Unilever Sustainable Living Young Entrepreneurs Awards open to Australians under 30
The Unilever Sustainable Living Young Entrepreneurs Awards is inviting young Australians to produce innovative sustainable business solutions to global issues, offering a total of about $300,000 to the top seven entries.
The partnership between household goods producer Unilever, the UK’s University of Cambridge Institute for Sustainable Leadership (CISL) and social entrepreneur network Ashoka, is seeking scalable and sustainable business ideas in the form of products, services or applications to reduce environmental impacts, improve health and wellbeing or enhance livelihoods through behaviour change.
Open to those aged 30 and under, the awards will offer to the seven finalists financial support and individually tailored mentoring including an online development program and a two-day expert guidance workshop at Cambridge.
The overall winner will also receive the prestigious HRH The Prince of Wales Young Sustainability Entrepreneur Prize.
Applications to the Unilever Sustainable Living Young Entrepreneurs Awards close at midnight (BST) on 1 August 2014, finalists will be announced in October and the accelerator workshop and final judging will take place in January 2015.
Last year more than 500 young entrepreneurs from more than 90 countries entered the awards. Winning projects included a mobile data and messaging system to track water supply and optimise use in India, a low-cost chicken-fee made from waste mango seed in Nigeria, waterless toilets in rural Peru and a work-for-education swap scheme in Nepal.
The overall winner, 24-year-old Indonesian Gamal Albinsaid’s entry involved converting the value in household waste into health insurance for low income families.
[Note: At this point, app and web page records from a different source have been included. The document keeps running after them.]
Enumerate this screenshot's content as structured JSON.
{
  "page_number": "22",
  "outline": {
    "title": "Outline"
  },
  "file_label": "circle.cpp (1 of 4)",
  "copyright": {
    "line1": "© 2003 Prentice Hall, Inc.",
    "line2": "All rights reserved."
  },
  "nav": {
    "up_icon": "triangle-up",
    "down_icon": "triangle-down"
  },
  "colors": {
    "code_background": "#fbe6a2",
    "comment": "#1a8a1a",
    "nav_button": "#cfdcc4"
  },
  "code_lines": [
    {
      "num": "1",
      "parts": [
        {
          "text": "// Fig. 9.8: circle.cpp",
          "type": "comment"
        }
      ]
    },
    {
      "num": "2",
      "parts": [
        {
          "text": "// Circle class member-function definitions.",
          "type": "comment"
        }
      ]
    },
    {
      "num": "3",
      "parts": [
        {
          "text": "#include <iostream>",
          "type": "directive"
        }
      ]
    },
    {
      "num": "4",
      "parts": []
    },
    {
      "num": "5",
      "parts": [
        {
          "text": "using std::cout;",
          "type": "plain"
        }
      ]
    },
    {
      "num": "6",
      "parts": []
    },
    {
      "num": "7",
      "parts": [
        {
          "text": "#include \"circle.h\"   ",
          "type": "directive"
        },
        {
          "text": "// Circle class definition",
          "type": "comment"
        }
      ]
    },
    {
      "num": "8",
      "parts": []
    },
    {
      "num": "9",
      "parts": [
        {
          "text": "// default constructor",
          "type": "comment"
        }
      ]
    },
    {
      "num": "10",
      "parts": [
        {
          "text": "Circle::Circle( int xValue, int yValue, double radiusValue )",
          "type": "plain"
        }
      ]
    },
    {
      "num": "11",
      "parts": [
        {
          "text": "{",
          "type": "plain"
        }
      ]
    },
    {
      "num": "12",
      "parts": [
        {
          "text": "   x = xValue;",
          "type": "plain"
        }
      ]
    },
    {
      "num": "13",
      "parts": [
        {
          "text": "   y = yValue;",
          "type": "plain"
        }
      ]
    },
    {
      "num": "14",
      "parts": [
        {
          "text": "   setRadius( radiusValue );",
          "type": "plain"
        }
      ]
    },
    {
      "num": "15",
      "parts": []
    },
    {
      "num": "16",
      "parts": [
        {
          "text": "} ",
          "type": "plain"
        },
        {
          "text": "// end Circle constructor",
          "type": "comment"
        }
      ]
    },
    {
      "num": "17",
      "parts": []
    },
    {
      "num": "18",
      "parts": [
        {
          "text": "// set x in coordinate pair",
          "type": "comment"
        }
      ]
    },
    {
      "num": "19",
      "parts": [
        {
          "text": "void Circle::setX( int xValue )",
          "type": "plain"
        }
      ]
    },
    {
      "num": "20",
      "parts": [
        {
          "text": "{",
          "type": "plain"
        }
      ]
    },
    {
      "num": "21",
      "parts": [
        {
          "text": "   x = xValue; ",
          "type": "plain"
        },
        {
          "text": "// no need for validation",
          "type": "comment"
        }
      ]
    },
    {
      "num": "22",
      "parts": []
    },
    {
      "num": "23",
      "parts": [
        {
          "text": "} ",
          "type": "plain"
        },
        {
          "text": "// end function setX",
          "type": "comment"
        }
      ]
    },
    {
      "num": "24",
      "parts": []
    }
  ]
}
The system has since been rolled out throughout Indonesia.
CISL director Polly Courtice said the awards brought together a worldwide network of sustainable business leaders and encouraged innovation and leadership.
“The first year of the Unilever awards highlighted the creativity and entrepreneurial dynamism of young people across the world in tackling critical sustainability issues.”
Unilever chief executive officer Paul Polman said involving young entrepreneurs in finding solutions to sustainability issues was vital.
“I believe that youth hold the key to unlocking solutions to many of the challenges our planet faces and last year’s finalists are proof of this. Young people will soon represent 50% of the population in developing and emerging countries, but they are 100% of the future.
“We simply cannot close our eyes to the problems this world is facing. At Unilever, we believe that business must be a part of the solution, and find new ways to operate that don’t just take from the environment but actually positively contribute to the societies in which we live and operate.”